● Prompt:
In how many lines of the records does the string "monitoring" appear? State only the number.

===== Entries shown

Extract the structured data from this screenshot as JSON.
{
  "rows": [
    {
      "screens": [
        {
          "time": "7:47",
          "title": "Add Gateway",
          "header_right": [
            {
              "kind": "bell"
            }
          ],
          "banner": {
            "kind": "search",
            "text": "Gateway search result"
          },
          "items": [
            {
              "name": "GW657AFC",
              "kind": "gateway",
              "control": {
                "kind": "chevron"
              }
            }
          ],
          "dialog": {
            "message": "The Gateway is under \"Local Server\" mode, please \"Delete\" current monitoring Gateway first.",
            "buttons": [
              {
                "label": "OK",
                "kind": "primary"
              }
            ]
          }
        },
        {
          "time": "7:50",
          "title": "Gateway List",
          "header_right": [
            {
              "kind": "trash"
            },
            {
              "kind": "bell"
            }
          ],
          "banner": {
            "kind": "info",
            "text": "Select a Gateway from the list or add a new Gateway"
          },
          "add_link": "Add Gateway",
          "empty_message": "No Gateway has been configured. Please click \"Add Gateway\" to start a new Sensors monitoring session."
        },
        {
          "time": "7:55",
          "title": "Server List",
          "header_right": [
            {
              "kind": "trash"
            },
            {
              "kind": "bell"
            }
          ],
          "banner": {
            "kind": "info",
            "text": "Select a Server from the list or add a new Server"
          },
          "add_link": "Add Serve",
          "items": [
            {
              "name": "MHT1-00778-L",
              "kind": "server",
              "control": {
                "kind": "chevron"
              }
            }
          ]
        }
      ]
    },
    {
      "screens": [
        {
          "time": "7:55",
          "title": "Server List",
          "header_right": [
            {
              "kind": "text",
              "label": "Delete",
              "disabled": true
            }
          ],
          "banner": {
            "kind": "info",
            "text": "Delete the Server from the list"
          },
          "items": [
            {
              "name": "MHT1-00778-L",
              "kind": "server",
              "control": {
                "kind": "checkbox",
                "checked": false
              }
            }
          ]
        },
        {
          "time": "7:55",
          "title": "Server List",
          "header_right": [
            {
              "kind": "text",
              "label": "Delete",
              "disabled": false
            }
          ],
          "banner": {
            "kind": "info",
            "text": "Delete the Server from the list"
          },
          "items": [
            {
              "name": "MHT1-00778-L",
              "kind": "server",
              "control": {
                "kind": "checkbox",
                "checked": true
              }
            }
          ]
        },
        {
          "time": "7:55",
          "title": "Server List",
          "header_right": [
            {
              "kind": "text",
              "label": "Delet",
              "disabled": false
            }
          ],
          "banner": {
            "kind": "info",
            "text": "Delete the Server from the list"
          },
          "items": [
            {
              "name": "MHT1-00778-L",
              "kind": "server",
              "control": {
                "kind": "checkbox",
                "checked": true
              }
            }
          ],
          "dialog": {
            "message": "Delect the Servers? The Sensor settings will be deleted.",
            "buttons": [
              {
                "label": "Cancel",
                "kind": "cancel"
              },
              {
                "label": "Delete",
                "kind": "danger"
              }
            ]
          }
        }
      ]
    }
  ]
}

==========

● Solved problem:
2